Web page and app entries

<<<<

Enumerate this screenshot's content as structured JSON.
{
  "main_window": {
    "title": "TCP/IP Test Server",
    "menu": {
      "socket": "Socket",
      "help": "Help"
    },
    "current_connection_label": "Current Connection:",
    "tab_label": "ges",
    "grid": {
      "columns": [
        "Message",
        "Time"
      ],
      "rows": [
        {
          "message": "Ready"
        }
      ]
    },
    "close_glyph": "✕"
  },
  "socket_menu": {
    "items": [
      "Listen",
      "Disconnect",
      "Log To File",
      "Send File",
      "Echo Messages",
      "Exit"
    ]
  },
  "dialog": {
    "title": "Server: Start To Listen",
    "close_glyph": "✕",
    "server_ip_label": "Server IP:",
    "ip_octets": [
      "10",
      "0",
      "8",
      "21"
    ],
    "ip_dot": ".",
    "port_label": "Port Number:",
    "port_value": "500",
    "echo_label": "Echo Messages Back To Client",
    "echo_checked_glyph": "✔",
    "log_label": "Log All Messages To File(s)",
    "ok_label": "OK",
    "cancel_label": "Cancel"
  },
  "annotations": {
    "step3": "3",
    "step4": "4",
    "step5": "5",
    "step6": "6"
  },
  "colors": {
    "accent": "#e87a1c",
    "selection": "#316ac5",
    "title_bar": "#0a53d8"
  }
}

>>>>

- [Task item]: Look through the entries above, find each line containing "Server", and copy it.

- [Exercise result]:
    "title": "TCP/IP Test Server",
    "title": "Server: Start To Listen",
    "server_ip_label": "Server IP:",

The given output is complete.